Segment Open
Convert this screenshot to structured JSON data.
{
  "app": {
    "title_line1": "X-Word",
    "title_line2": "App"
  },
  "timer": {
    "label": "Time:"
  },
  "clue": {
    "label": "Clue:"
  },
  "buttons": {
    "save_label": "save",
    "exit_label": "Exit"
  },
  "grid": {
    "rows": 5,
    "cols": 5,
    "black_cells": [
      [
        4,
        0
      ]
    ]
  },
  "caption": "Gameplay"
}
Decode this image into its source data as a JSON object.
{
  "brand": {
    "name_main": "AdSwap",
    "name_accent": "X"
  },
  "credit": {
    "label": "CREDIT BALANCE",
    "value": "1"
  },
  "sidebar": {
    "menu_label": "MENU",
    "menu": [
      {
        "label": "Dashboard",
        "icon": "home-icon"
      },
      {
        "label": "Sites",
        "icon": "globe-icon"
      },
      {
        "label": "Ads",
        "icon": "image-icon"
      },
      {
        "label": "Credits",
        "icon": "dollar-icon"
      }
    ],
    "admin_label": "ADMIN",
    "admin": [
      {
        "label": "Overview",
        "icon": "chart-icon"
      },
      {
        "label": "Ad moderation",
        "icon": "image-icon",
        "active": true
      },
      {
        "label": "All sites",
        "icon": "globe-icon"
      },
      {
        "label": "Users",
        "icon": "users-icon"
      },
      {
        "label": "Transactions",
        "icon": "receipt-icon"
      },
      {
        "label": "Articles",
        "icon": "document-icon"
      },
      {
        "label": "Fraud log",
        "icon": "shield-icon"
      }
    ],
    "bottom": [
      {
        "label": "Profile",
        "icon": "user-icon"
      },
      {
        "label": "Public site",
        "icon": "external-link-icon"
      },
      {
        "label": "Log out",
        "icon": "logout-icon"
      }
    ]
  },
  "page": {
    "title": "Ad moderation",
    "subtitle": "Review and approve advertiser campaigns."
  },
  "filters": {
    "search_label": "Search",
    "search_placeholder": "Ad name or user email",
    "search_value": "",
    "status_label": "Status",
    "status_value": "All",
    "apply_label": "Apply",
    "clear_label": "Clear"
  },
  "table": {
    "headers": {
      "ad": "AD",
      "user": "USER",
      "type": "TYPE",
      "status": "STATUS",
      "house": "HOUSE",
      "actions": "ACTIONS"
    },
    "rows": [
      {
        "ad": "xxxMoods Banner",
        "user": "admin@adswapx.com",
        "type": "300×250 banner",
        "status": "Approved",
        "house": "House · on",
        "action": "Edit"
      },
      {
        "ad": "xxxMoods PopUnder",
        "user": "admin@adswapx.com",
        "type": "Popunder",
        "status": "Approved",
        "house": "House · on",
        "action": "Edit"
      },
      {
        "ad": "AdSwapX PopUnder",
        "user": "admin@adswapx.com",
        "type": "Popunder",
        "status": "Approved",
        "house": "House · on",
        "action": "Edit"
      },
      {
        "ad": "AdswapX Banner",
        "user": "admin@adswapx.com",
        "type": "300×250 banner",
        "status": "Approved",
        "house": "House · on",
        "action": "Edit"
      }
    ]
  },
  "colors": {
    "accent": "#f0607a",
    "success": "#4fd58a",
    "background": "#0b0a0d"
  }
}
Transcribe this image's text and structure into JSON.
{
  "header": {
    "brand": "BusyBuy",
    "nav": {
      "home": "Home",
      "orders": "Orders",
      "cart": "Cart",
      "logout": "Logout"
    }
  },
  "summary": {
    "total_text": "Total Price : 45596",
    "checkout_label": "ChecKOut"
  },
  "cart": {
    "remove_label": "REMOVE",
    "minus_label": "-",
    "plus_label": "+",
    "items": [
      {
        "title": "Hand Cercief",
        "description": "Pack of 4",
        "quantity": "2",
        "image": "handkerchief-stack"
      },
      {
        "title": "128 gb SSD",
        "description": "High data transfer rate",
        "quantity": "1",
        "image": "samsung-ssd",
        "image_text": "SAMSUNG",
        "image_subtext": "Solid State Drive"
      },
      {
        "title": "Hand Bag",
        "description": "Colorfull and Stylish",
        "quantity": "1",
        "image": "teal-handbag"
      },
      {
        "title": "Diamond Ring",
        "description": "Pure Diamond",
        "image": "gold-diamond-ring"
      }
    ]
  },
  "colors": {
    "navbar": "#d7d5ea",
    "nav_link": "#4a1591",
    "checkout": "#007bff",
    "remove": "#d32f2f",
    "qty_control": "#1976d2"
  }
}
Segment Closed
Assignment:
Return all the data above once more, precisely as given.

Exercise result:
Convert this screenshot to structured JSON data.
{
  "app": {
    "title_line1": "X-Word",
    "title_line2": "App"
  },
  "timer": {
    "label": "Time:"
  },
  "clue": {
    "label": "Clue:"
  },
  "buttons": {
    "save_label": "save",
    "exit_label": "Exit"
  },
  "grid": {
    "rows": 5,
    "cols": 5,
    "black_cells": [
      [
        4,
        0
      ]
    ]
  },
  "caption": "Gameplay"
}
Decode this image into its source data as a JSON object.
{
  "brand": {
    "name_main": "AdSwap",
    "name_accent": "X"
  },
  "credit": {
    "label": "CREDIT BALANCE",
    "value": "1"
  },
  "sidebar": {
    "menu_label": "MENU",
    "menu": [
      {
        "label": "Dashboard",
        "icon": "home-icon"
      },
      {
        "label": "Sites",
        "icon": "globe-icon"
      },
      {
        "label": "Ads",
        "icon": "image-icon"
      },
      {
        "label": "Credits",
        "icon": "dollar-icon"
      }
    ],
    "admin_label": "ADMIN",
    "admin": [
      {
        "label": "Overview",
        "icon": "chart-icon"
      },
      {
        "label": "Ad moderation",
        "icon": "image-icon",
        "active": true
      },
      {
        "label": "All sites",
        "icon": "globe-icon"
      },
      {
        "label": "Users",
        "icon": "users-icon"
      },
      {
        "label": "Transactions",
        "icon": "receipt-icon"
      },
      {
        "label": "Articles",
        "icon": "document-icon"
      },
      {
        "label": "Fraud log",
        "icon": "shield-icon"
      }
    ],
    "bottom": [
      {
        "label": "Profile",
        "icon": "user-icon"
      },
      {
        "label": "Public site",
        "icon": "external-link-icon"
      },
      {
        "label": "Log out",
        "icon": "logout-icon"
      }
    ]
  },
  "page": {
    "title": "Ad moderation",
    "subtitle": "Review and approve advertiser campaigns."
  },
  "filters": {
    "search_label": "Search",
    "search_placeholder": "Ad name or user email",
    "search_value": "",
    "status_label": "Status",
    "status_value": "All",
    "apply_label": "Apply",
    "clear_label": "Clear"
  },
  "table": {
    "headers": {
      "ad": "AD",
      "user": "USER",
      "type": "TYPE",
      "status": "STATUS",
      "house": "HOUSE",
      "actions": "ACTIONS"
    },
    "rows": [
      {
        "ad": "xxxMoods Banner",
        "user": "admin@adswapx.com",
        "type": "300×250 banner",
        "status": "Approved",
        "house": "House · on",
        "action": "Edit"
      },
      {
        "ad": "xxxMoods PopUnder",
        "user": "admin@adswapx.com",
        "type": "Popunder",
        "status": "Approved",
        "house": "House · on",
        "action": "Edit"
      },
      {
        "ad": "AdSwapX PopUnder",
        "user": "admin@adswapx.com",
        "type": "Popunder",
        "status": "Approved",
        "house": "House · on",
        "action": "Edit"
      },
      {
        "ad": "AdswapX Banner",
        "user": "admin@adswapx.com",
        "type": "300×250 banner",
        "status": "Approved",
        "house": "House · on",
        "action": "Edit"
      }
    ]
  },
  "colors": {
    "accent": "#f0607a",
    "success": "#4fd58a",
    "background": "#0b0a0d"
  }
}
Transcribe this image's text and structure into JSON.
{
  "header": {
    "brand": "BusyBuy",
    "nav": {
      "home": "Home",
      "orders": "Orders",
      "cart": "Cart",
      "logout": "Logout"
    }
  },
  "summary": {
    "total_text": "Total Price : 45596",
    "checkout_label": "ChecKOut"
  },
  "cart": {
    "remove_label": "REMOVE",
    "minus_label": "-",
    "plus_label": "+",
    "items": [
      {
        "title": "Hand Cercief",
        "description": "Pack of 4",
        "quantity": "2",
        "image": "handkerchief-stack"
      },
      {
        "title": "128 gb SSD",
        "description": "High data transfer rate",
        "quantity": "1",
        "image": "samsung-ssd",
        "image_text": "SAMSUNG",
        "image_subtext": "Solid State Drive"
      },
      {
        "title": "Hand Bag",
        "description": "Colorfull and Stylish",
        "quantity": "1",
        "image": "teal-handbag"
      },
      {
        "title": "Diamond Ring",
        "description": "Pure Diamond",
        "image": "gold-diamond-ring"
      }
    ]
  },
  "colors": {
    "navbar": "#d7d5ea",
    "nav_link": "#4a1591",
    "checkout": "#007bff",
    "remove": "#d32f2f",
    "qty_control": "#1976d2"
  }
}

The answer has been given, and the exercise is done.